**Exercise instructions**
Filter the data for lines with the word "Escenas", then copy every line so identified.

**Data extracts**
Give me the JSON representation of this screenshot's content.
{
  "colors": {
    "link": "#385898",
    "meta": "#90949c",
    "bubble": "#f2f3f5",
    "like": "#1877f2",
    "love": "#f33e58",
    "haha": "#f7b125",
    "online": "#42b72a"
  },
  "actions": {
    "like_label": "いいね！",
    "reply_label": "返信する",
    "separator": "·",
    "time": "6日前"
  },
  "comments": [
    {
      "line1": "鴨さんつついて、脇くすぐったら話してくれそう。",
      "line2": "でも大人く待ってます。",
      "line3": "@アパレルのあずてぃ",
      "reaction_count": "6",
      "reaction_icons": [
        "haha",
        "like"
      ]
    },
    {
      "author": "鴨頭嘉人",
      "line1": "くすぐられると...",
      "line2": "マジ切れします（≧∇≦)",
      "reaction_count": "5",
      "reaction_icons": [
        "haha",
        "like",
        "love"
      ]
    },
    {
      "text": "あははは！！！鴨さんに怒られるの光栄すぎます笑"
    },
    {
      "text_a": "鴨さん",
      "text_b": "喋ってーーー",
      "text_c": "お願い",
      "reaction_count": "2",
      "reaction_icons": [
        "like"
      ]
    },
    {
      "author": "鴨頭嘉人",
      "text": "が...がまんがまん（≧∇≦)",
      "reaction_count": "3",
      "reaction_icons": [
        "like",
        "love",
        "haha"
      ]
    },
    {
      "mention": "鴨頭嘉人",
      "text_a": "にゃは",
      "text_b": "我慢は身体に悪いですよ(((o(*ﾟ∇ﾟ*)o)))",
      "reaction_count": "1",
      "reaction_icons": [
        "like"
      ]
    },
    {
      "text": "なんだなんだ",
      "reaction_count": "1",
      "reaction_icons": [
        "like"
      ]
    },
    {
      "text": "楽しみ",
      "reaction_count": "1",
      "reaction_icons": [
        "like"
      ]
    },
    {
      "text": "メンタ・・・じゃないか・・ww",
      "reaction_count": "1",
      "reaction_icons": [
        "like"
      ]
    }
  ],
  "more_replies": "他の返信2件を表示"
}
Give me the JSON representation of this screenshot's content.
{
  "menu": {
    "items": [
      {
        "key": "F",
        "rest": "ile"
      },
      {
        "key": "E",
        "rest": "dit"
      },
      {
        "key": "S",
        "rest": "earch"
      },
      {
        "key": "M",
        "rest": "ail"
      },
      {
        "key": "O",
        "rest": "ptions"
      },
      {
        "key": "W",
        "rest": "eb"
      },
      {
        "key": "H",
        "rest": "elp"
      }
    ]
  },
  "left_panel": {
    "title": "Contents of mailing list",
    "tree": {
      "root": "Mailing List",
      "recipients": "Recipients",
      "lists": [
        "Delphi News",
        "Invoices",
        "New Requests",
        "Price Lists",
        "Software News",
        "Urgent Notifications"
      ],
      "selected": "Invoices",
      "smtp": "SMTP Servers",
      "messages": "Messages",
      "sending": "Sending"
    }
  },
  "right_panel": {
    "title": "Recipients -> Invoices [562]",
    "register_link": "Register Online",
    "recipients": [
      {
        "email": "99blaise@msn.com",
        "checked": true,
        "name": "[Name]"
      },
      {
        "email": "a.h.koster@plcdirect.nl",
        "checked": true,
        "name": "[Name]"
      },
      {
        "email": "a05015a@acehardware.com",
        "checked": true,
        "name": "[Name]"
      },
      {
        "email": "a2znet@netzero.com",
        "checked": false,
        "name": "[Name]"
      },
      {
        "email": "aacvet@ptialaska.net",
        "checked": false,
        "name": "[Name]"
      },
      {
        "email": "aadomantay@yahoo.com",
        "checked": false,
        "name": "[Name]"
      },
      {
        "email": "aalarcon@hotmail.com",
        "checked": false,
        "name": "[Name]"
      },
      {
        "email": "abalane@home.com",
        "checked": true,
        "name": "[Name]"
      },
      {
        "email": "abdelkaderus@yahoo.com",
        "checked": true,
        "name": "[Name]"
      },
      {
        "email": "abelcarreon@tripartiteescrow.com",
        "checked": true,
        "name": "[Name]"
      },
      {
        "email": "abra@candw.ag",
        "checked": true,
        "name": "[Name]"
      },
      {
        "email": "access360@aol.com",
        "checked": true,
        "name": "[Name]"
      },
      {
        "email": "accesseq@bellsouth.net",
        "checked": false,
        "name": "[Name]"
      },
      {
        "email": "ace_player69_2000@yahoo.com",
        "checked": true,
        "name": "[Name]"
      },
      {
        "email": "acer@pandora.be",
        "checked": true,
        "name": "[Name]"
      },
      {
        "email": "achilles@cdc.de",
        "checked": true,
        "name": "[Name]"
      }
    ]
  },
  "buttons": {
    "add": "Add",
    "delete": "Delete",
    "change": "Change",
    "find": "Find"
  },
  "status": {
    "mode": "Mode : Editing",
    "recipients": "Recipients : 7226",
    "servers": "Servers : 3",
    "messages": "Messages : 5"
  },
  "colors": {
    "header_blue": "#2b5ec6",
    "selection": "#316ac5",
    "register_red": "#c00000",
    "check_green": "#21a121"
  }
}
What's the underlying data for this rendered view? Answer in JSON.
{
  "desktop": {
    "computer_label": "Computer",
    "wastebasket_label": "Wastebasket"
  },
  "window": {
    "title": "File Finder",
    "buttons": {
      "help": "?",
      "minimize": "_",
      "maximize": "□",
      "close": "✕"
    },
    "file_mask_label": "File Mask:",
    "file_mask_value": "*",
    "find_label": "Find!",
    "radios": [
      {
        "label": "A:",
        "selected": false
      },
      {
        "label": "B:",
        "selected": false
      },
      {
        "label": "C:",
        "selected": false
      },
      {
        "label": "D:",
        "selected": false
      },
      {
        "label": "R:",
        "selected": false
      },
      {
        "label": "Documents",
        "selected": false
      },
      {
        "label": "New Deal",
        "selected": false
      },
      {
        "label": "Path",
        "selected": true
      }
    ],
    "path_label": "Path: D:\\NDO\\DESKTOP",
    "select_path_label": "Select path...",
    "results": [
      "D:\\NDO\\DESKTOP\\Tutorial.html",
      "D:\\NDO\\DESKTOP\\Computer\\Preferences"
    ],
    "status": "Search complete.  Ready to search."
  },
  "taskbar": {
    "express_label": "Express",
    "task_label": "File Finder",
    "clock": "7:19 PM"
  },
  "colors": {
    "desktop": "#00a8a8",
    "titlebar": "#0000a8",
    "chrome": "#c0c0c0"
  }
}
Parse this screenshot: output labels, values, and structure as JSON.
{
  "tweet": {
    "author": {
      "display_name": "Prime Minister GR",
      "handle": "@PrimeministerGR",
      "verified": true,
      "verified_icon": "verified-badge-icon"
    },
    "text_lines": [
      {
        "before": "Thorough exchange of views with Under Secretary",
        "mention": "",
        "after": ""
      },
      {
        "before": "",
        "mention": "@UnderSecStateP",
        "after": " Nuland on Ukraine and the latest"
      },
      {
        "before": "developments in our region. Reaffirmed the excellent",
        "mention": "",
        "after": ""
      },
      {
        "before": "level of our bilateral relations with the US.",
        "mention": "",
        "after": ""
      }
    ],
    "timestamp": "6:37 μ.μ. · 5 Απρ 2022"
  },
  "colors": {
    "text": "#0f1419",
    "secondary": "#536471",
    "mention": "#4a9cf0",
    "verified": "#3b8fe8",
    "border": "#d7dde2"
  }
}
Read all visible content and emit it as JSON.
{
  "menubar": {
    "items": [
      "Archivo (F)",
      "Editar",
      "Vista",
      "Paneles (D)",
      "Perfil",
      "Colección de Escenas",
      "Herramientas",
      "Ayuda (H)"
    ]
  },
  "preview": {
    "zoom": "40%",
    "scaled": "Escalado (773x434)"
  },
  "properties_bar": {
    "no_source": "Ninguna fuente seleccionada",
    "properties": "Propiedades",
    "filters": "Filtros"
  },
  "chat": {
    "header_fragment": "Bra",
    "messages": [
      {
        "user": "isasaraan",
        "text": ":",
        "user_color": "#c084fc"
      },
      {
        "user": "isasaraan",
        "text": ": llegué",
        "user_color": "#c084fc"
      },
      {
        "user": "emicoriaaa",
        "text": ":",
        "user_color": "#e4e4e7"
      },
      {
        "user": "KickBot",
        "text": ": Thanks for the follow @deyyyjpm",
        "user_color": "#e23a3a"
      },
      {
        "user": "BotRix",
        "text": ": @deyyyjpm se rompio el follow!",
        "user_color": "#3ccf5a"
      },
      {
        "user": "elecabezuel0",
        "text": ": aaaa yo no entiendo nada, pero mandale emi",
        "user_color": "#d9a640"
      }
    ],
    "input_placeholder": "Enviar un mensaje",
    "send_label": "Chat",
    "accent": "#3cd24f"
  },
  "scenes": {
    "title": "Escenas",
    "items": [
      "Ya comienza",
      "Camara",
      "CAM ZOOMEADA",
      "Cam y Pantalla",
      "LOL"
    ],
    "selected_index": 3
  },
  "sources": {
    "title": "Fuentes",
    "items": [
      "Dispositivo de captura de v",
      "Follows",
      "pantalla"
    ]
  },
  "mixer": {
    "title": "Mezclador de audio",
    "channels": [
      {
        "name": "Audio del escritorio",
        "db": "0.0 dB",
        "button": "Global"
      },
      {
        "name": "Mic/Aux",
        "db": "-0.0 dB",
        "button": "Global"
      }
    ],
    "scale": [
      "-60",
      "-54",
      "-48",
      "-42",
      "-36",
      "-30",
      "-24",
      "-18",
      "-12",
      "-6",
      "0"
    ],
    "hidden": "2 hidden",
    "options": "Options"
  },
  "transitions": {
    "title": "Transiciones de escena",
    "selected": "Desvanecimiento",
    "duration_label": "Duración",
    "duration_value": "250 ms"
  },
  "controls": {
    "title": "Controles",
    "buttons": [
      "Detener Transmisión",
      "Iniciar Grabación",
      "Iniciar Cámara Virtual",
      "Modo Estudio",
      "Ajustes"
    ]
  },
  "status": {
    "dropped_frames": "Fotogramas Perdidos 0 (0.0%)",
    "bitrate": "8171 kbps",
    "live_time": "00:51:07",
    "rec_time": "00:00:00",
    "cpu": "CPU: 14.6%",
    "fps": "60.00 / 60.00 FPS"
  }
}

**Response to this task**
      "Colección de Escenas",
    "title": "Escenas",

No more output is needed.